## Problem to solve:
Filter the records, keeping every line that has the string "JSON".

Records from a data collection
⁂
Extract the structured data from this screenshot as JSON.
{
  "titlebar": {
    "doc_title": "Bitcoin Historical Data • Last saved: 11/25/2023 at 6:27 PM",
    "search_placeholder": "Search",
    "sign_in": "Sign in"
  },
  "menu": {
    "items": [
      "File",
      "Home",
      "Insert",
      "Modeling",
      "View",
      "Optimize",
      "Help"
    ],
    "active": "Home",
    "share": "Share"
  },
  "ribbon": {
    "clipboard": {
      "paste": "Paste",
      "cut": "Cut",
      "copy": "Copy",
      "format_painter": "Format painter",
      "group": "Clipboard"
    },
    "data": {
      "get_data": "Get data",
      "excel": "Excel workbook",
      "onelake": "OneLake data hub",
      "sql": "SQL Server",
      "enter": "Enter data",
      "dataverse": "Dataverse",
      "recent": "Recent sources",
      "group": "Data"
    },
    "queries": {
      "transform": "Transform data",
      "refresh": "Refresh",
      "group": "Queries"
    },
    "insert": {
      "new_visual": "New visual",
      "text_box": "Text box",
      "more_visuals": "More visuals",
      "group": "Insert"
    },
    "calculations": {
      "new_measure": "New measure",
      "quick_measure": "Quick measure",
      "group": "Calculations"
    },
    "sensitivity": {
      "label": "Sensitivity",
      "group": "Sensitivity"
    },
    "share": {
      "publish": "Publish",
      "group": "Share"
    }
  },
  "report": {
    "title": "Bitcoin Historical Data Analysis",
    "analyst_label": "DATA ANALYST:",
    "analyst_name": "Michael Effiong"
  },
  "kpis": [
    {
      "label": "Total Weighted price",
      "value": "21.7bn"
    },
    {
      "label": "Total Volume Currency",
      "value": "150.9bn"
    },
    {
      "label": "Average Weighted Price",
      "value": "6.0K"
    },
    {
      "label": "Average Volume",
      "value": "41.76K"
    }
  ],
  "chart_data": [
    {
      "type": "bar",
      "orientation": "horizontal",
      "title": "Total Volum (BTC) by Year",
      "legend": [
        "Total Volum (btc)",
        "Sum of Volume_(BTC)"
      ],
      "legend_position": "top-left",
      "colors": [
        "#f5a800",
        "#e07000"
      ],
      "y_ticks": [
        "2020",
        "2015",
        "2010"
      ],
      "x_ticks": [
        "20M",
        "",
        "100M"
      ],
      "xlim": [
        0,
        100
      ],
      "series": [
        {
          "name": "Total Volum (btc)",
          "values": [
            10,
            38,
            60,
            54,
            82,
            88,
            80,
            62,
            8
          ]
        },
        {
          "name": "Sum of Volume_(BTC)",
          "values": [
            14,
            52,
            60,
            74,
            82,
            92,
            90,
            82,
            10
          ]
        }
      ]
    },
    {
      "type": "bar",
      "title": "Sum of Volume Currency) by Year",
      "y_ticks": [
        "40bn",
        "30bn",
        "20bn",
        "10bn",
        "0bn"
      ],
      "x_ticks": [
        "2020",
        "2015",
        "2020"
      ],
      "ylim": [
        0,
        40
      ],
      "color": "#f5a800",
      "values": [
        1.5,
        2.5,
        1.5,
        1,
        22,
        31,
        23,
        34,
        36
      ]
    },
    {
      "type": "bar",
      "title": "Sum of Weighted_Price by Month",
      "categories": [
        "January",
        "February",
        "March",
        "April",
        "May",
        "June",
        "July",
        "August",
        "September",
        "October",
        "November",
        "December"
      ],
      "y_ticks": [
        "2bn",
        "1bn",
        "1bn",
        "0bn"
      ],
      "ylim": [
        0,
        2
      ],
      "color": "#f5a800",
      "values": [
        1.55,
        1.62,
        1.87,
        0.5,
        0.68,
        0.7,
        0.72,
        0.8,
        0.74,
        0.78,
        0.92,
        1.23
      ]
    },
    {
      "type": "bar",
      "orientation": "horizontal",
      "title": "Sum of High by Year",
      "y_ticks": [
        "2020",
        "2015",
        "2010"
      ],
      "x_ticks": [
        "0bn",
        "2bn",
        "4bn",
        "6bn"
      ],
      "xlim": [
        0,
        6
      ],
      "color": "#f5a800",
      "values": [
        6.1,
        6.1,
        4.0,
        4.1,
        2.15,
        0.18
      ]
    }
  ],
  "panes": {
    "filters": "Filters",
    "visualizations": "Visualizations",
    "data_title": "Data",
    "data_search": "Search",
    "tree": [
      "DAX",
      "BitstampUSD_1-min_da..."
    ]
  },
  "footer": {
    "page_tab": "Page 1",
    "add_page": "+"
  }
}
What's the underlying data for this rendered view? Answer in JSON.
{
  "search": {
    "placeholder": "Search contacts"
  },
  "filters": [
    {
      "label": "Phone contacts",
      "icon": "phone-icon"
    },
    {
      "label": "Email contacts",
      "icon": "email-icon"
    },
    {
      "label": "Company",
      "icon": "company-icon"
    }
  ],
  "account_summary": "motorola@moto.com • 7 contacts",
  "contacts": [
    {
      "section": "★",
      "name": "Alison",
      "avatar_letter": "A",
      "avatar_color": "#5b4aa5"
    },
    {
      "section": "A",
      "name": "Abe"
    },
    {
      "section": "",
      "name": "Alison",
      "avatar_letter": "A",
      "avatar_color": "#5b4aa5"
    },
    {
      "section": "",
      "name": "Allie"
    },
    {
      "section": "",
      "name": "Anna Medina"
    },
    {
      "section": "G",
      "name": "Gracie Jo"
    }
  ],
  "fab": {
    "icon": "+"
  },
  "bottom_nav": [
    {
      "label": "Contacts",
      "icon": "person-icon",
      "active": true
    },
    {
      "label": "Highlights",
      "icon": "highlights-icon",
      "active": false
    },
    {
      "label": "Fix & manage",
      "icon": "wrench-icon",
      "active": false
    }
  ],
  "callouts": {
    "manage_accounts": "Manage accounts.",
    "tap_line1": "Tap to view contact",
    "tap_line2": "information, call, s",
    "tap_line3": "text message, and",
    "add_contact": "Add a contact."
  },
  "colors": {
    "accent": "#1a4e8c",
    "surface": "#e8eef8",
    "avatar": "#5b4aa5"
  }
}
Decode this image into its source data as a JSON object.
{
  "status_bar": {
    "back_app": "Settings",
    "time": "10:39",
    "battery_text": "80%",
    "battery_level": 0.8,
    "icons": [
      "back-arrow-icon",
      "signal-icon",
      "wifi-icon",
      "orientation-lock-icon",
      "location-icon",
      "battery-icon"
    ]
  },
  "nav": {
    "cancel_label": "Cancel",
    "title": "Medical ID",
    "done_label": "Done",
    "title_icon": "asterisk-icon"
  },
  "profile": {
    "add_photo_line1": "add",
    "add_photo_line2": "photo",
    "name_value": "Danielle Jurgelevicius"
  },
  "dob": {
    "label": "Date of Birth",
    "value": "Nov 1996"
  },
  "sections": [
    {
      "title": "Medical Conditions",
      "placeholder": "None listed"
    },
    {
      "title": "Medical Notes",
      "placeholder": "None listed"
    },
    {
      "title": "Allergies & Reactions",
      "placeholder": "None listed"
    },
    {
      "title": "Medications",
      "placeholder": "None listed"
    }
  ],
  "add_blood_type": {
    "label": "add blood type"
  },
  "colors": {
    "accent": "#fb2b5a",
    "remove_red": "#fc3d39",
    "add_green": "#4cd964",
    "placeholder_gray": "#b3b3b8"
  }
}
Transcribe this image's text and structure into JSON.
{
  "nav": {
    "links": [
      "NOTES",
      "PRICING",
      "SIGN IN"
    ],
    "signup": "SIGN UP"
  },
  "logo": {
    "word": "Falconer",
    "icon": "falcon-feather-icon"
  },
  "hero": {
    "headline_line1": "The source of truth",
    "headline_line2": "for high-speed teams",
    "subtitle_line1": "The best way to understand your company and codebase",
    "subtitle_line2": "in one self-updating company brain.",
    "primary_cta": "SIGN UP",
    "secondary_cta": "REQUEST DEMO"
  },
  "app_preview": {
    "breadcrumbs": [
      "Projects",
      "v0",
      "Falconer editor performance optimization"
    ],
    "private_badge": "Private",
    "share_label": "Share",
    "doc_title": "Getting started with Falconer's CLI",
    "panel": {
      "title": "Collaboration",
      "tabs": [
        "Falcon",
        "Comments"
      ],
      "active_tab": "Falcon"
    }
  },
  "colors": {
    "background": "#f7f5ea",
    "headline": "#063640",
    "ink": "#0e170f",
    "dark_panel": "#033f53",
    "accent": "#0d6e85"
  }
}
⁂
## Final answer:
Extract the structured data from this screenshot as JSON.
What's the underlying data for this rendered view? Answer in JSON.
Decode this image into its source data as a JSON object.
Transcribe this image's text and structure into JSON.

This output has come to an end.